As a little boy, I was surrounded by artwork. My father was a prolific portrait artist, so he was always working on another painting. The smell of oils, acrylics, and turpentine filled his studio. I knew him as “my father who ‘arts’ in Erie.”
But it was those wonderful moments with my family out in nature that first planted the fire in my heart to also know my “Father who ‘arts’ in heaven.”
I believe that life is a never-ending process of learning to know and love this God of wonders. If we are looking for Him, God will reveal Himself in any number of ways; through loving family members; through a pastor or friends at church; through the beauty of nature; through tragedy and sorrow, or through joy and triumph; through His wonderful Scriptures; and even through a glorious sunset.
When we recognize God’s presence with us, courage starts to develop in us. It grows as we draw on His strength. Without God’s power, we’ll find that hardship and stress drain us emotionally and hurt us physically, leaving us vulnerable to Satan’s attacks.
After 40 years of wandering, the nation of Israel was in such a state. They should have believed the two spies who trusted in the Lord’s presence and power. But instead, allowing their weakness to hold sway, the people sided with the remaining ten spies, who claimed the Canaanite obstacles were too great (Num. 13:26-32).

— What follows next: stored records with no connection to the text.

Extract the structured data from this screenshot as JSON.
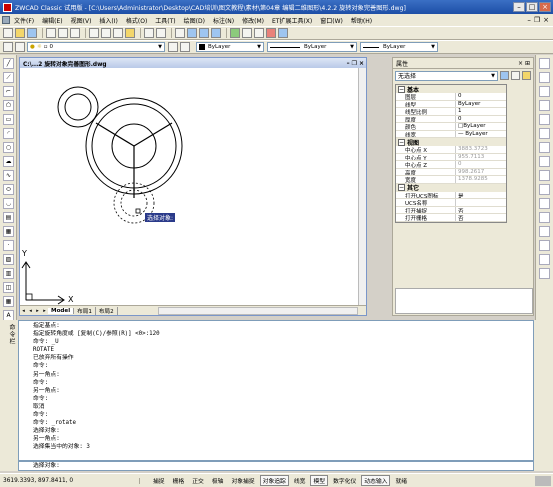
{
  "window": {
    "title": "ZWCAD Classic 试用版 - [C:\\Users\\Administrator\\Desktop\\CAD培训\\图文教程\\素材\\第04章 编辑二维图形\\4.2.2 旋转对象完善图形.dwg]"
  },
  "menu": {
    "items": [
      "文件(F)",
      "编辑(E)",
      "视图(V)",
      "插入(I)",
      "格式(O)",
      "工具(T)",
      "绘图(D)",
      "标注(N)",
      "修改(M)",
      "ET扩展工具(X)",
      "窗口(W)",
      "帮助(H)"
    ]
  },
  "toolbar": {
    "layer_value": "0",
    "color_value": "ByLayer",
    "linetype_value": "ByLayer",
    "lineweight_value": "ByLayer"
  },
  "drawing_window": {
    "title": "C:\\...2 旋转对象完善图形.dwg",
    "tabs": [
      "Model",
      "布局1",
      "布局2"
    ],
    "prompt_tooltip": "选择对象:",
    "ucs_labels": {
      "x": "X",
      "y": "Y"
    }
  },
  "properties": {
    "title": "属性",
    "selection": "无选择",
    "sections": [
      {
        "name": "基本",
        "rows": [
          {
            "name": "图层",
            "value": "0"
          },
          {
            "name": "线型",
            "value": "ByLayer"
          },
          {
            "name": "线型比例",
            "value": "1"
          },
          {
            "name": "厚度",
            "value": "0"
          },
          {
            "name": "颜色",
            "value": "ByLayer"
          },
          {
            "name": "线宽",
            "value": "— ByLayer"
          }
        ]
      },
      {
        "name": "视图",
        "rows": [
          {
            "name": "中心点 X",
            "value": "3883.3723",
            "dim": true
          },
          {
            "name": "中心点 Y",
            "value": "955.7113",
            "dim": true
          },
          {
            "name": "中心点 Z",
            "value": "0",
            "dim": true
          },
          {
            "name": "高度",
            "value": "998.2617",
            "dim": true
          },
          {
            "name": "宽度",
            "value": "1378.9285",
            "dim": true
          }
        ]
      },
      {
        "name": "其它",
        "rows": [
          {
            "name": "打开UCS图标",
            "value": "是"
          },
          {
            "name": "UCS名称",
            "value": ""
          },
          {
            "name": "打开捕捉",
            "value": "否"
          },
          {
            "name": "打开栅格",
            "value": "否"
          }
        ]
      }
    ]
  },
  "command": {
    "label": "命令栏",
    "history": [
      "指定基点:",
      "指定旋转角度或 [复制(C)/参照(R)] <0>:120",
      "命令: _U",
      "ROTATE",
      "已放弃所有操作",
      "命令:",
      "另一角点:",
      "命令:",
      "另一角点:",
      "命令:",
      "取消",
      "命令:",
      "命令: _rotate",
      "选择对象:",
      "另一角点:",
      "选择集当中的对象: 3"
    ],
    "input": "选择对象:"
  },
  "status": {
    "coords": "3619.3393,  897.8411,  0",
    "buttons": [
      {
        "label": "捕捉",
        "on": false
      },
      {
        "label": "栅格",
        "on": false
      },
      {
        "label": "正交",
        "on": false
      },
      {
        "label": "极轴",
        "on": false
      },
      {
        "label": "对象捕捉",
        "on": false
      },
      {
        "label": "对象追踪",
        "on": true
      },
      {
        "label": "线宽",
        "on": false
      },
      {
        "label": "模型",
        "on": true
      },
      {
        "label": "数字化仪",
        "on": false
      },
      {
        "label": "动态输入",
        "on": true
      },
      {
        "label": "就绪",
        "on": false
      }
    ]
  }
}
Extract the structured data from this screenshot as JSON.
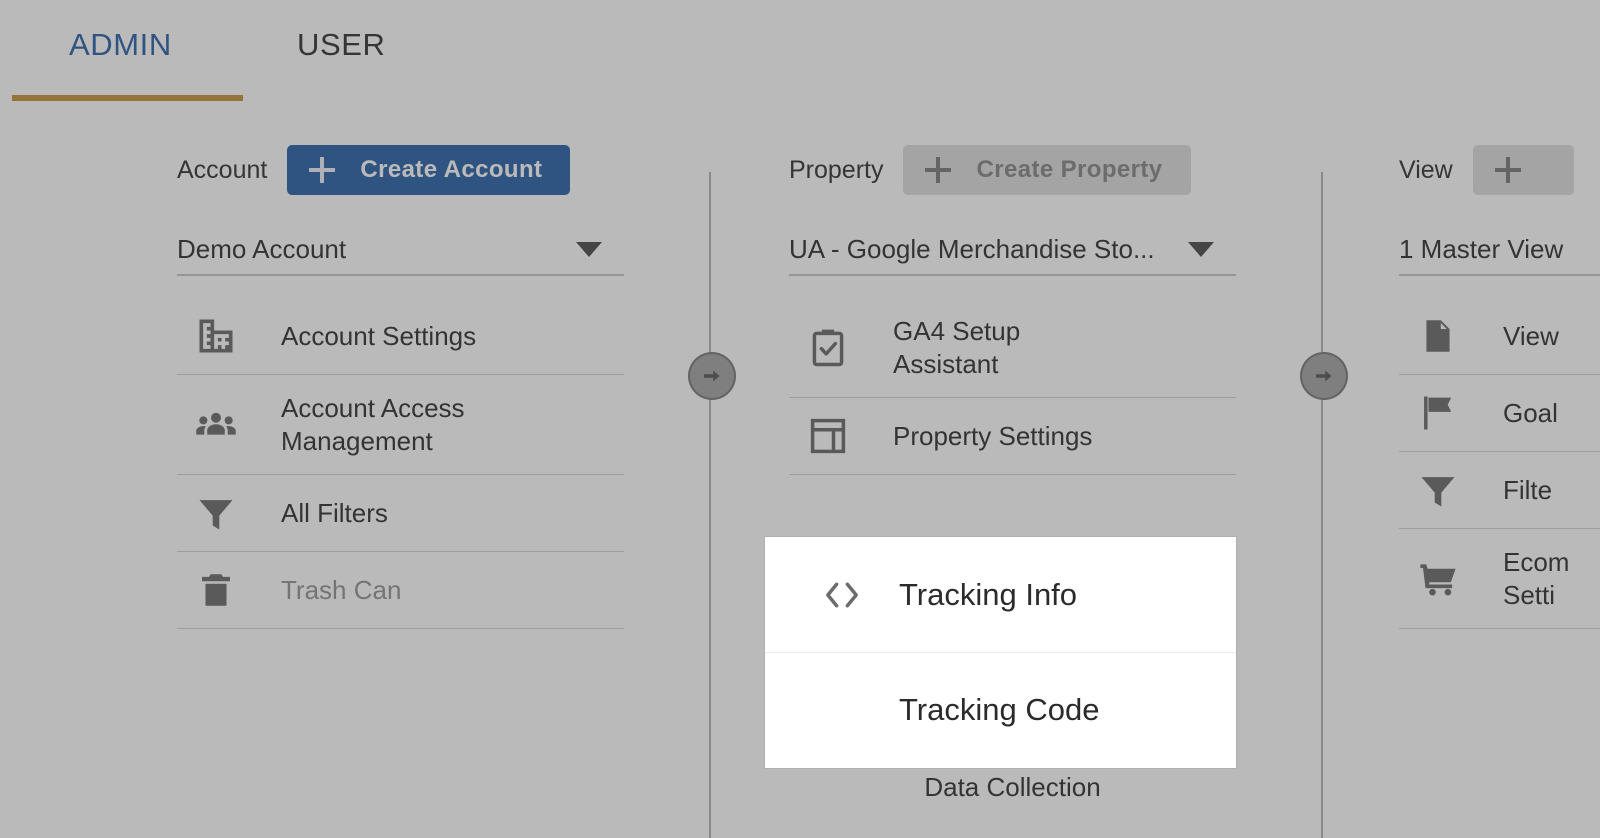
{
  "tabs": {
    "admin_label": "ADMIN",
    "user_label": "USER",
    "active": "ADMIN",
    "active_underline_color": "#c08a2b",
    "active_text_color": "#1a56a0"
  },
  "columns": [
    {
      "key": "account",
      "label": "Account",
      "create_button": {
        "label": "Create Account",
        "icon": "plus-icon",
        "enabled": true,
        "color": "#1a56a0"
      },
      "selector": {
        "value": "Demo Account",
        "icon": "chevron-down-icon"
      },
      "items": [
        {
          "label": "Account Settings",
          "icon": "building-icon",
          "muted": false
        },
        {
          "label": "Account Access\nManagement",
          "icon": "people-group-icon",
          "muted": false
        },
        {
          "label": "All Filters",
          "icon": "funnel-icon",
          "muted": false
        },
        {
          "label": "Trash Can",
          "icon": "trash-icon",
          "muted": true
        }
      ]
    },
    {
      "key": "property",
      "label": "Property",
      "create_button": {
        "label": "Create Property",
        "icon": "plus-icon",
        "enabled": false,
        "color": "#7d7d7d"
      },
      "selector": {
        "value": "UA - Google Merchandise Sto...",
        "icon": "chevron-down-icon"
      },
      "items": [
        {
          "label": "GA4 Setup\nAssistant",
          "icon": "clipboard-check-icon",
          "muted": false
        },
        {
          "label": "Property Settings",
          "icon": "layout-icon",
          "muted": false
        }
      ],
      "bottom_label": "Data Collection"
    },
    {
      "key": "view",
      "label": "View",
      "create_button": {
        "label": "",
        "icon": "plus-icon",
        "enabled": false,
        "color": "#7d7d7d"
      },
      "selector": {
        "value": "1 Master View",
        "icon": "chevron-down-icon"
      },
      "items": [
        {
          "label": "View",
          "icon": "document-icon",
          "muted": false
        },
        {
          "label": "Goal",
          "icon": "flag-icon",
          "muted": false
        },
        {
          "label": "Filte",
          "icon": "funnel-icon",
          "muted": false
        },
        {
          "label": "Ecom\nSetti",
          "icon": "cart-icon",
          "muted": false
        }
      ]
    }
  ],
  "transfer_arrows": [
    {
      "icon": "arrow-right-circle-icon"
    },
    {
      "icon": "arrow-right-circle-icon"
    }
  ],
  "spotlight": {
    "items": [
      {
        "label": "Tracking Info",
        "icon": "code-brackets-icon",
        "indent": false
      },
      {
        "label": "Tracking Code",
        "icon": "",
        "indent": true
      }
    ]
  }
}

In contrast, Paul faced the Roman tribunal after enduring great hardship but was not dismayed, because God stood with him and strengthened him. Times of helplessness and weakness are in reality opportunities to receive an abundance of divine power (Phil. 4:13).
Being yielded to God’s purposes is essential for developing courage. Paul knew God had a plan for every event in his life—even the hardest ones. Instead of seeking a way out of trials, accept God’s way, and you’ll find courage welling up from within. Imagine yourself standing next to God, drawing on His strength.
Streams in the Desert – July 29
Times have changed, but life’s hard times haven’t
Hast thou seen the treasures of the hail, which I have reserved against the day of trouble? (Job 38:22-23).
Our trials are great opportunities. Too often we look on them as great obstacles. It would be a haven of rest and an inspiration of unspeakable power if each of us would henceforth recognize every difficult situation as one of God’s chosen ways of proving to us His love and look around for the signals of His glorious manifestations; then, indeed, would every cloud become a rainbow, and every mountain a path of ascension and a scene of transfiguration.
If we will look back upon the past, many of us will find that the very time our Heavenly Father has chosen to do the kindest things for us, and given us the richest blessings, has been the time we were strained and shut in on every side.
God’s jewels are often sent us in rough packages and by dark liveried servants, but within we find the very treasures of the King’s palace and the Bridegroom’s love.
–A. B. Simpson
Trust Him in the dark, honor Him with unwavering confidence even in the midst of mysterious dispensations, and the recompense of such faith will be like the moulting of the eagle’s plumes, which was said to give them a new lease of youth and strength.
–J. R. Macduff
If we could see beyond today
As God can see;
If all the clouds should roll away,
The shadows flee;
O’er present griefs we would not fret.
Each sorrow we would soon forget,
For many joys are waiting yet
For you and me.
If we could know beyond today
As God doth know,
Why dearest treasures pass away
And tears must flow;
And why the darkness leads to light,
Why dreary paths will soon grow bright;
Some day life’s wrongs will be made right,
Faith tells us so.
“If we could see, if we could know,”
We often say,
But God in love a veil doth throw
Across our way;
We cannot see what lies before,
And so we cling to Him the more,
He leads us till this life is o’er;
Trust and obey.